--- Excerpted records Enclosed Below ---

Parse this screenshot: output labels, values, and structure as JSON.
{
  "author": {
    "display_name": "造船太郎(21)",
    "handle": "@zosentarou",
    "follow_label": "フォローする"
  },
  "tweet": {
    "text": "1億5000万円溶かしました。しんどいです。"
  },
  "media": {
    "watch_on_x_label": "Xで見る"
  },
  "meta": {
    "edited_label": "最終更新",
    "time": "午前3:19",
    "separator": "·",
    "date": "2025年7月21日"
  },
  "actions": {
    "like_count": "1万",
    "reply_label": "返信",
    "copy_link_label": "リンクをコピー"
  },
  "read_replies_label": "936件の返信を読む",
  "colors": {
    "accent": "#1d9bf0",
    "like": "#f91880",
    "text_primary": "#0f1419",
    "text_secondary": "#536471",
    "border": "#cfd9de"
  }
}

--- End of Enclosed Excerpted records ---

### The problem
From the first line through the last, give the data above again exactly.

### Solution to the problem
Parse this screenshot: output labels, values, and structure as JSON.
{
  "author": {
    "display_name": "造船太郎(21)",
    "handle": "@zosentarou",
    "follow_label": "フォローする"
  },
  "tweet": {
    "text": "1億5000万円溶かしました。しんどいです。"
  },
  "media": {
    "watch_on_x_label": "Xで見る"
  },
  "meta": {
    "edited_label": "最終更新",
    "time": "午前3:19",
    "separator": "·",
    "date": "2025年7月21日"
  },
  "actions": {
    "like_count": "1万",
    "reply_label": "返信",
    "copy_link_label": "リンクをコピー"
  },
  "read_replies_label": "936件の返信を読む",
  "colors": {
    "accent": "#1d9bf0",
    "like": "#f91880",
    "text_primary": "#0f1419",
    "text_secondary": "#536471",
    "border": "#cfd9de"
  }
}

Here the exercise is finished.